◆ YOUR TASK: The lines to copy are those holding the string "things" in the entries below.
[ENTRIES SHOWN — start]
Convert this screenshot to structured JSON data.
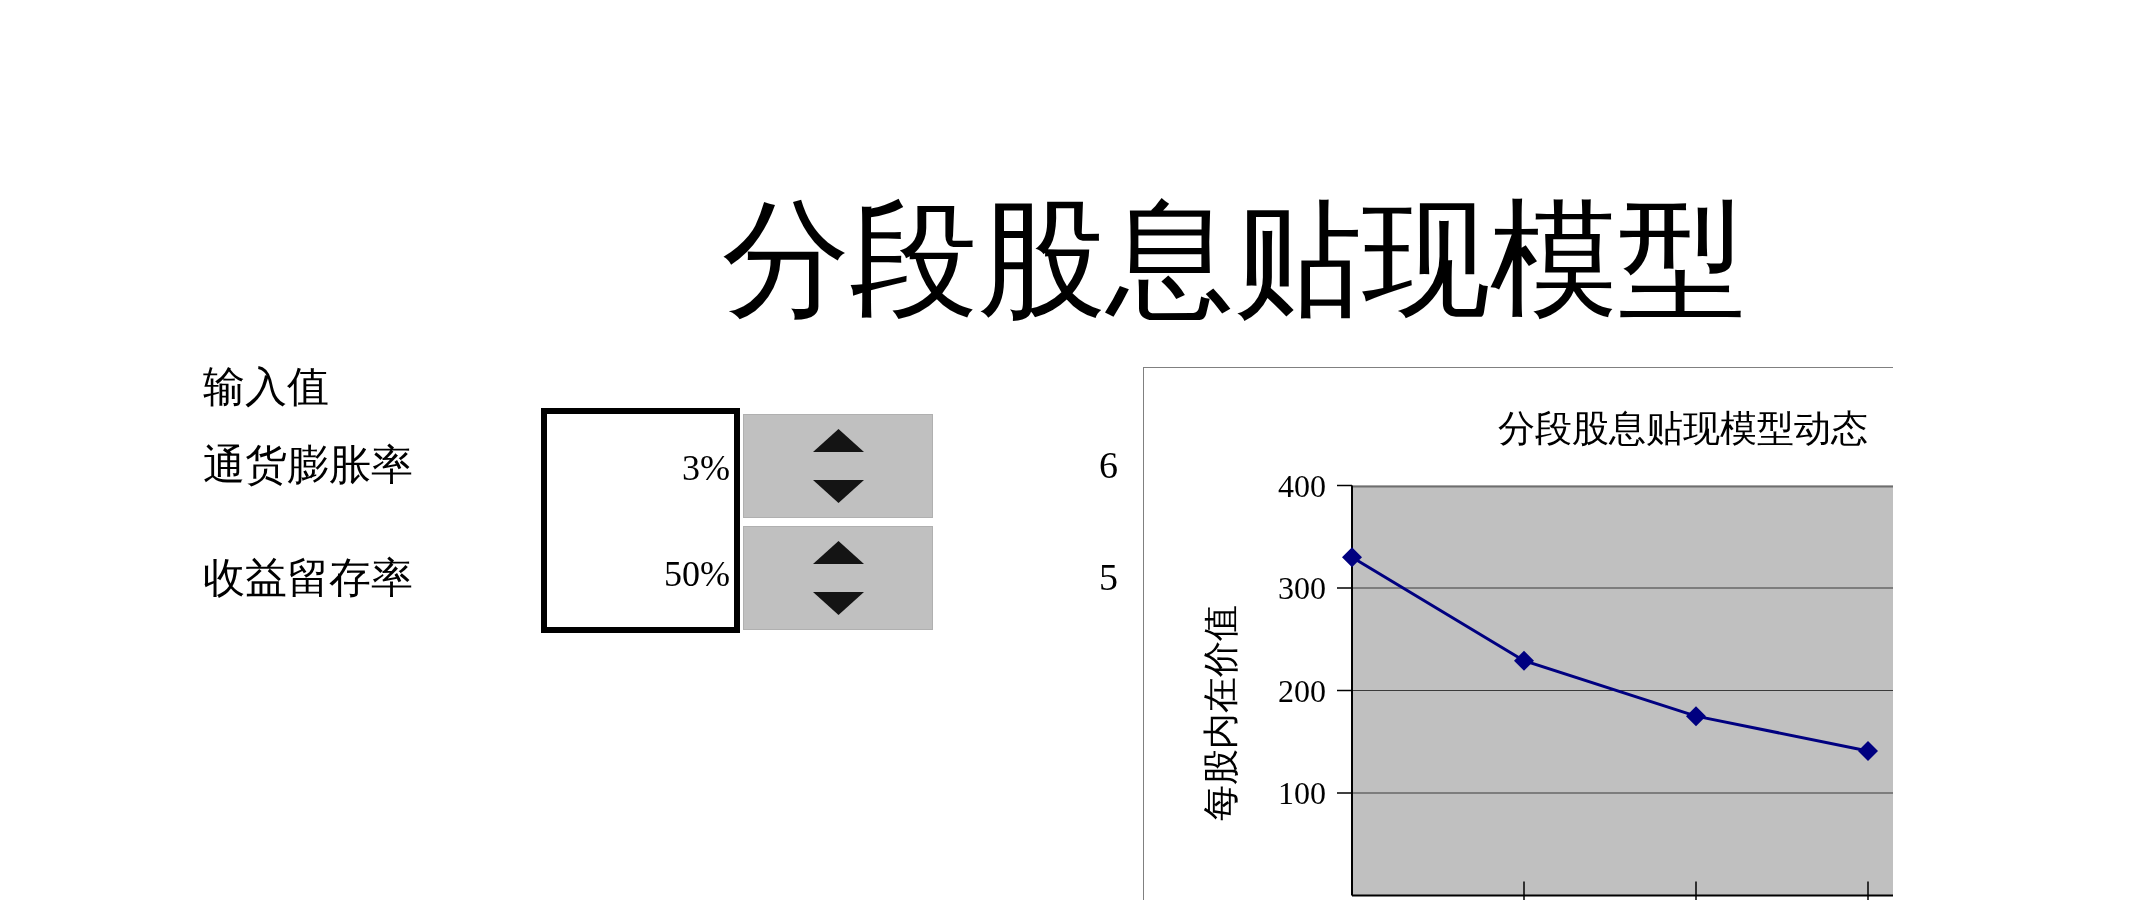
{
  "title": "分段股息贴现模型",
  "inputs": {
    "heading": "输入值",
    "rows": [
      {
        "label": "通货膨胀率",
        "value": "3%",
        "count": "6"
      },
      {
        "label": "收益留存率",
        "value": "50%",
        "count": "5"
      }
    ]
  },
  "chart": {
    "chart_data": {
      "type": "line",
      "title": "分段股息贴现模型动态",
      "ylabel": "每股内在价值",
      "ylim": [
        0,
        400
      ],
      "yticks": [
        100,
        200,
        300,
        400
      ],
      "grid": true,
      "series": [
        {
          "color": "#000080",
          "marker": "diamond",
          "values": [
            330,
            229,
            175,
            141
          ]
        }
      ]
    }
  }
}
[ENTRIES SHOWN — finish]
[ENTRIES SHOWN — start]
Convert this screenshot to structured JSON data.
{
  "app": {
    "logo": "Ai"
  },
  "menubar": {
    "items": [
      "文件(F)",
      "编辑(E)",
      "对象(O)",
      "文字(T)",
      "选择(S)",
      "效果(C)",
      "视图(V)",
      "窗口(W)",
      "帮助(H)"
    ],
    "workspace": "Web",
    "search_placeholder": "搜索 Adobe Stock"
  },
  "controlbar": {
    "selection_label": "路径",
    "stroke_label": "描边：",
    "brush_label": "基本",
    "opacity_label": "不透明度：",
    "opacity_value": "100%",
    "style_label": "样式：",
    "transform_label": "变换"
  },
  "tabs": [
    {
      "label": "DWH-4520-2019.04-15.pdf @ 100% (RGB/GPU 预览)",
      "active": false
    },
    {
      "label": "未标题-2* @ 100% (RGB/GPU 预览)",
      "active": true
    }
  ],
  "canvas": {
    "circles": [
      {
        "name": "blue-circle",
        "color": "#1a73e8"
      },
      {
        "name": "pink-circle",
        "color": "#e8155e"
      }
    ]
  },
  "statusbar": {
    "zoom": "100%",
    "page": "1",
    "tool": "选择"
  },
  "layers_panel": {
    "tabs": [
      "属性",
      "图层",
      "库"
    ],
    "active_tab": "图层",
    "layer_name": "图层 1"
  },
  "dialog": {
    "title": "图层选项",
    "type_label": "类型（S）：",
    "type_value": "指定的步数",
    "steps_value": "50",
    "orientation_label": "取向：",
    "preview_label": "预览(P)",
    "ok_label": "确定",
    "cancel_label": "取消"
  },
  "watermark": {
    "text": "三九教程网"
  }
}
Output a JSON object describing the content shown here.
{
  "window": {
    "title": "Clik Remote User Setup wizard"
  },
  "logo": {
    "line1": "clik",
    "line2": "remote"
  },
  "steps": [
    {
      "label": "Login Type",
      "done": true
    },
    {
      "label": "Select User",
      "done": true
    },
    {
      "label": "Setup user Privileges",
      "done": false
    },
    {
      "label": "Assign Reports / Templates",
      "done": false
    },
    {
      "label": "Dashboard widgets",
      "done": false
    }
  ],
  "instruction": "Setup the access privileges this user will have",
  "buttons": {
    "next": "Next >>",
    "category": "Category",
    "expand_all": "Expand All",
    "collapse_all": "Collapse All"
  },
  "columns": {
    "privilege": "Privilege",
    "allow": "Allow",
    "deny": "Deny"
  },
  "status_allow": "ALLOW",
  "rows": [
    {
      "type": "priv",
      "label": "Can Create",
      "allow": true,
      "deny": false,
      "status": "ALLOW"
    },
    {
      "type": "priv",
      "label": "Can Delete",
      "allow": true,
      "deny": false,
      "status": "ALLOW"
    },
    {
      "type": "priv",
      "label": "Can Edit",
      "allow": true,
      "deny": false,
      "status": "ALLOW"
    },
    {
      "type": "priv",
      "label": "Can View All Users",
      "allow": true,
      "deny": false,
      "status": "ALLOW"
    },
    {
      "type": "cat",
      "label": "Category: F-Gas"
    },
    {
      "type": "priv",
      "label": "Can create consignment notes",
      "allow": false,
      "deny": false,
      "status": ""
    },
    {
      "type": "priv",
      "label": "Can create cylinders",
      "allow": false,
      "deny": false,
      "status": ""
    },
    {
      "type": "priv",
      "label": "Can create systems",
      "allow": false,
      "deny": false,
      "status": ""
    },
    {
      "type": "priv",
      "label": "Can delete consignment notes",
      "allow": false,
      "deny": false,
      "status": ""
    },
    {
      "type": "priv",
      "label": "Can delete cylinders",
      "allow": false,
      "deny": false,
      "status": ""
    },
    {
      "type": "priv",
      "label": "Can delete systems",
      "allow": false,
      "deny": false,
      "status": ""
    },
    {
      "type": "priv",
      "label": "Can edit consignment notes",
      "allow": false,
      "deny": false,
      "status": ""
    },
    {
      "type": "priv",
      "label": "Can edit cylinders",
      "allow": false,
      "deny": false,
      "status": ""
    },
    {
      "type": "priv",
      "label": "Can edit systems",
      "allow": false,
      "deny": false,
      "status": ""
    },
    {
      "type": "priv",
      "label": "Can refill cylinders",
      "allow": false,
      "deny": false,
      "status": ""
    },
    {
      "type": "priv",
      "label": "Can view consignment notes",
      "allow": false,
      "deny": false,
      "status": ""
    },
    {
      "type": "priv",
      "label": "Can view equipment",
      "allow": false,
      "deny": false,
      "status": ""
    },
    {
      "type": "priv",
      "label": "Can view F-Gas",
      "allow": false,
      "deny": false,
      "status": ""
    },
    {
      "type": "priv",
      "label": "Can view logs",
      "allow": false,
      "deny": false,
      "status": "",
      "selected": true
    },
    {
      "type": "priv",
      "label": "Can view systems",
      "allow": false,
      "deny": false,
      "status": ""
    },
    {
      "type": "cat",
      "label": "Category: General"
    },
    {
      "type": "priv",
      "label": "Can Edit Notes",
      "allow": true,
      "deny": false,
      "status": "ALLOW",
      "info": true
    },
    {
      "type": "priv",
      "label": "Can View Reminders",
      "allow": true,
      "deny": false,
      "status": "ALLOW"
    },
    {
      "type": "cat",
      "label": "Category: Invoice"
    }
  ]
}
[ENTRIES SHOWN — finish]
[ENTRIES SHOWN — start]
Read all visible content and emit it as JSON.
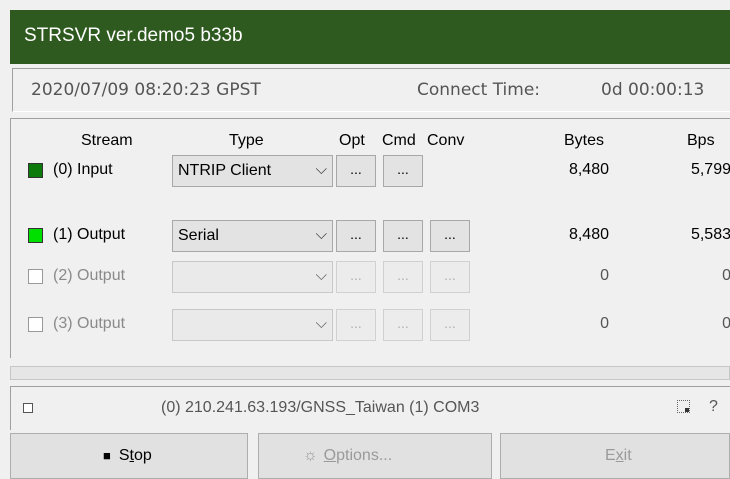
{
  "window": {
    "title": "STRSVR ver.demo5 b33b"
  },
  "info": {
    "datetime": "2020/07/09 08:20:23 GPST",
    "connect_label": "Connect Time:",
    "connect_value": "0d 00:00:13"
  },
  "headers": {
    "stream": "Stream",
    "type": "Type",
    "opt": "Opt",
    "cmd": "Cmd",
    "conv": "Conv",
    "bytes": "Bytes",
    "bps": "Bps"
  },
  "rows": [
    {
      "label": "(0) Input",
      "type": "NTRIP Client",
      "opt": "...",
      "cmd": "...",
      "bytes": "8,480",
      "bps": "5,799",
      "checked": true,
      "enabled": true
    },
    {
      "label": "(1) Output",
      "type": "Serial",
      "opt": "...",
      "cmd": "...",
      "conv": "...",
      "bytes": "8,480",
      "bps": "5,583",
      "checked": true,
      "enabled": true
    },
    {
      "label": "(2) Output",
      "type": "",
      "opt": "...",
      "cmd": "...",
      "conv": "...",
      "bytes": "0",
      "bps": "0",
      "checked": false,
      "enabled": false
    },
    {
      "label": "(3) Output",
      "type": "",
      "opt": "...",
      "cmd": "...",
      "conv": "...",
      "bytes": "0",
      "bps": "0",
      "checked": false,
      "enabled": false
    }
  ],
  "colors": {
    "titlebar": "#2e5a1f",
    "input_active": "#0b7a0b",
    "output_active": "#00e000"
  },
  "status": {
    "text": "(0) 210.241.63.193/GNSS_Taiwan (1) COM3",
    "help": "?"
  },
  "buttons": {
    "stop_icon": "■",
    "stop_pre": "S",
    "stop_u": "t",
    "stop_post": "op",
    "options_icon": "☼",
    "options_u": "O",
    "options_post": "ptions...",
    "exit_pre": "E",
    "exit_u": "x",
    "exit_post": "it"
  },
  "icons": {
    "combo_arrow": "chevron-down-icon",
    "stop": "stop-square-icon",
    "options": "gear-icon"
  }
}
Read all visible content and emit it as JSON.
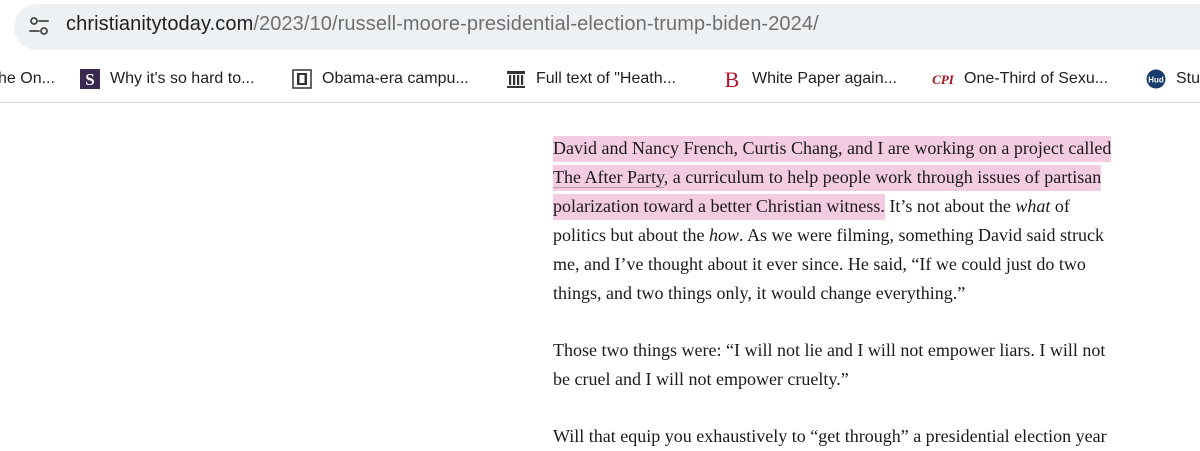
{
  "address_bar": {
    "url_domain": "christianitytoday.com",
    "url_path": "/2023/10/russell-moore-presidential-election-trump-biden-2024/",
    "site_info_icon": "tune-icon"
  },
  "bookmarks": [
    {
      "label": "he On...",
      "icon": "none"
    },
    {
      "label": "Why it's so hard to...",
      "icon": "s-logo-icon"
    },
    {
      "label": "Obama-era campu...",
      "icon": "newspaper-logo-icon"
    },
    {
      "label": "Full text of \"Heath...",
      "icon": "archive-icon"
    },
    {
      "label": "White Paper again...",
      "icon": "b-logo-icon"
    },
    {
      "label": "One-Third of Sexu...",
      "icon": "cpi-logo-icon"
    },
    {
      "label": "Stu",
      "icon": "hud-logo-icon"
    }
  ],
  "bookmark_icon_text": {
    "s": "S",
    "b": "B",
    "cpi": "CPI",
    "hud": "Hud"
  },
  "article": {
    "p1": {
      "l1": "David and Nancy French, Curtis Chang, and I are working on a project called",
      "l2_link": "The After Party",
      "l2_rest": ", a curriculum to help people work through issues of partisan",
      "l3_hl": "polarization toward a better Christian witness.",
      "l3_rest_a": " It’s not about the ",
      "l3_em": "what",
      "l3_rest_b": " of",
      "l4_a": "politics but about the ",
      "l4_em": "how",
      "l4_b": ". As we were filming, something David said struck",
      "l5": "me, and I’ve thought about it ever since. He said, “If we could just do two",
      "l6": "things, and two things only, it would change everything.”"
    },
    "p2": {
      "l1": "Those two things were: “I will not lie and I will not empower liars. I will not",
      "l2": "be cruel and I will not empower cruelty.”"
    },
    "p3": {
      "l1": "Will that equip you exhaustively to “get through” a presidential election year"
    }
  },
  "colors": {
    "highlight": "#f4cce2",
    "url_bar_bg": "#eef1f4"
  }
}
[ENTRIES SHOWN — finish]
◆ RESPONSE BELOW:
      "l6": "things, and two things only, it would change everything.”"
      "l1": "Those two things were: “I will not lie and I will not empower liars. I will not",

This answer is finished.